It is the variety of sport and the extent to which we have to work with the grain of local participation and commitment that makes funding difficult. I accept the charge identified by my noble friend Lord Giddens. Let us get better value for money and identify what works and what does not. Let us also not underestimate the challenge that that represents to us all, given the sheer variety of sport, and the fact that we have to relate crucially to a huge amount of volunteer participation. It is that voluntary participation that stands this country in very good stead.

Of course we should be concerned about high achievement. That could not be otherwise at the moment, when anyone who follows sport has their eyes on next year's World Cup, and our preparation for the Olympic Games in this country in a few years' time. We cannot have such perspectives without being keen for high achievement. However, we also need to look at community sport, to encourage more of our young people to participate in sport, and to continue to sustain their interest past the crucial break. This is an educational, as much as a sporting, issue.
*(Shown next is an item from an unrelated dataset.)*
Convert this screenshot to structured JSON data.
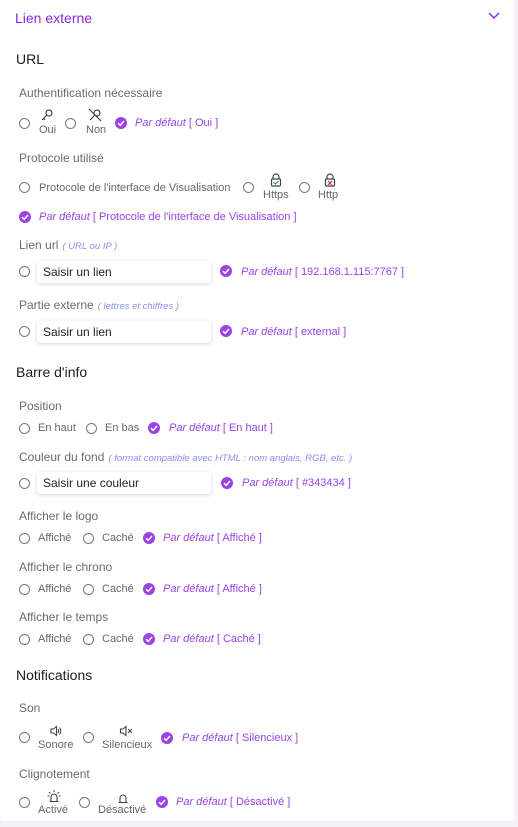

Young people drop out of education at the age of 16 in far greater numbers than in any other advanced country. At the same time they turn their backs on institutionalised sport, sport having been provided for them only at school. That has to change; we must bridge these problems with greater success in the future. I am grateful to my noble friend Lord Pendry for introducing a debate that has helped to clarify the issues and advance the cause.

Photo of Lord Pendry Lord Pendry Labour 4:00, 24 November 2005

My Lords, I said at the beginning of this debate that noble Lords would give due recognition to those who do so much for sport in the community. We have had outstanding contributions from many, if not all, noble Lords who spoke. I believe that Parliament, and this House in particular, is at its best when debating issues such as sport—long may that prevail.

I will not be able to respond to everyone but I say to the noble Lord, Lord Chorley, that I am glad he follows some of my thinking about the importance of rural sport. The noble Lord, Lord Grantchester, always brings in his beloved Everton and, rightly, the particular work it does within the community. The noble Lord, Lord Giddens, always begins his speeches with his customary humour, though today he then became very serious—so much so that I began to wonder which side he was on. Then he came through and I agree with much of what he said and the points he made to the Minister.

The noble Lord, Lord St John of Bletso, coming as he does from South Africa—a great sporting nation—clearly has a great passion for sport and that came through in his speech. The noble Baroness, Lady Massey of Darwen, made a great point about cricket—she was a Lancashire cricket captain—talking to the House about the importance of Chance to Shine. I also serve on the Cricket Foundation and it is doing much there. What she did not say is that, while it is a scheme for state schools, there is also a great link between public and state schools in this scheme. Public schools are opening many of their playing fields to state school cricket teams, which I think is very commendable. The noble Lord, Lord Hoyle, always bangs the drum for Warrington, where he was a Member of Parliament for many years, and is very much concerned about sport in that area. The noble Lord, Lord Carter, and the noble Lord, Lord Addington, made very forceful speeches and I hope they will be read by those who follow our debates on sport.

As Opposition spokesperson, the noble Lord, Lord Glentoran, has to put his party's point of view. Nevertheless, as a great Olympian himself he has a great passion for sport and that came through. I say to the Minister that I am very pleased he replied in the way he did and answered the points that were put to him. I would very much appreciate that sort of contribution outside the House some time, about some of the issues he and I feel very strongly about. I beg leave to withdraw the Motion.

Motion for Papers, by leave, withdrawn.